Recorded information =

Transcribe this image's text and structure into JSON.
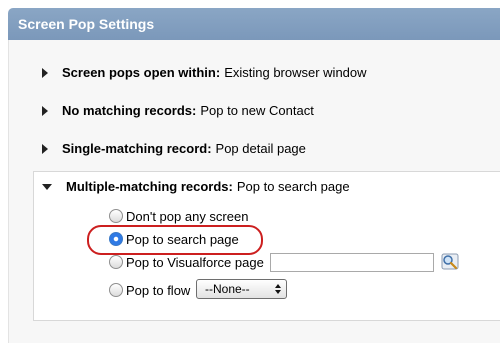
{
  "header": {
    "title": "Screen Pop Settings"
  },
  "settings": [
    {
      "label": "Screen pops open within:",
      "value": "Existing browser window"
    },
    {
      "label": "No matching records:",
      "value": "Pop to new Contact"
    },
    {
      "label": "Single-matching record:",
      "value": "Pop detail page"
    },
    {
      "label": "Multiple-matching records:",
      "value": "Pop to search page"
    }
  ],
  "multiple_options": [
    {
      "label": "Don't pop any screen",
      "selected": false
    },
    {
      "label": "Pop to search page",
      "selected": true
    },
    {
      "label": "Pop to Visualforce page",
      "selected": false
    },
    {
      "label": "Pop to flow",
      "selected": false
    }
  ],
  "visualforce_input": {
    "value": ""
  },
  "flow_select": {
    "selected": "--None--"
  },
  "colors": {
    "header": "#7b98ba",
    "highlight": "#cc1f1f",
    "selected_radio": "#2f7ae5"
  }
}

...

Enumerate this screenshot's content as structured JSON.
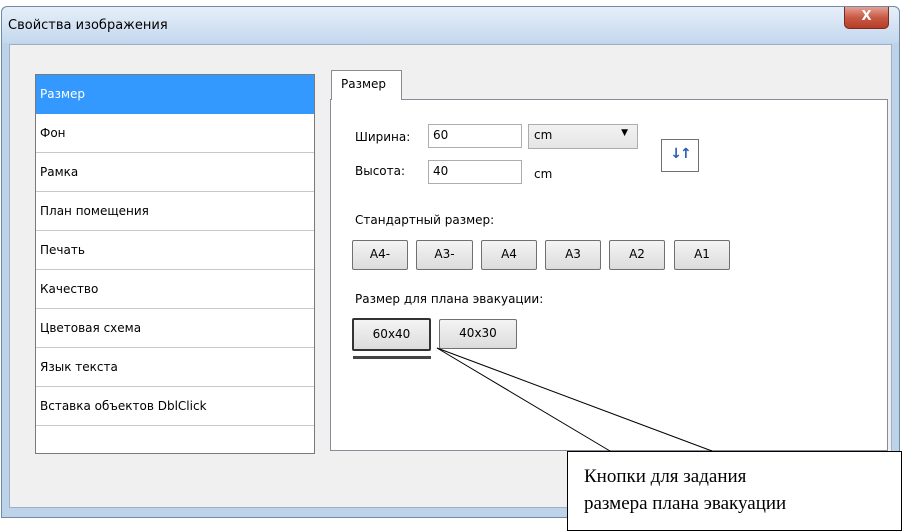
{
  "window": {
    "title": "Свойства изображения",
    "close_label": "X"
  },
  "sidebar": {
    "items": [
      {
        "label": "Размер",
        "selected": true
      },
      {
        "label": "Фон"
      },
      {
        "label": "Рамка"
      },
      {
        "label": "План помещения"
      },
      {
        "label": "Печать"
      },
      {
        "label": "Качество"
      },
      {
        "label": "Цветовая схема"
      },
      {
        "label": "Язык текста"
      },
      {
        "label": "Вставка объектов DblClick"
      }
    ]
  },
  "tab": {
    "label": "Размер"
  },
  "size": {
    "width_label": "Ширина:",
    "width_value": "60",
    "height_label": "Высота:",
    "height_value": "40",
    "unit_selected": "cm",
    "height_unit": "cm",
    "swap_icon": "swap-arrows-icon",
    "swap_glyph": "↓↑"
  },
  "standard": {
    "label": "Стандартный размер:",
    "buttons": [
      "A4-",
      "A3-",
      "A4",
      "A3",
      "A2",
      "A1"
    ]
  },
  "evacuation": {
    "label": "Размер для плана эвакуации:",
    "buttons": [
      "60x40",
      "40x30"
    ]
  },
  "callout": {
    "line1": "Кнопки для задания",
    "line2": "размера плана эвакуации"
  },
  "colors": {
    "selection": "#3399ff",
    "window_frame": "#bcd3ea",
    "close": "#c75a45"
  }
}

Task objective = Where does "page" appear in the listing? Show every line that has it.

Exercise answer =
      "value": "Pop detail page"
      "value": "Pop to search page"
      "label": "Pop to search page",
      "label": "Pop to Visualforce page",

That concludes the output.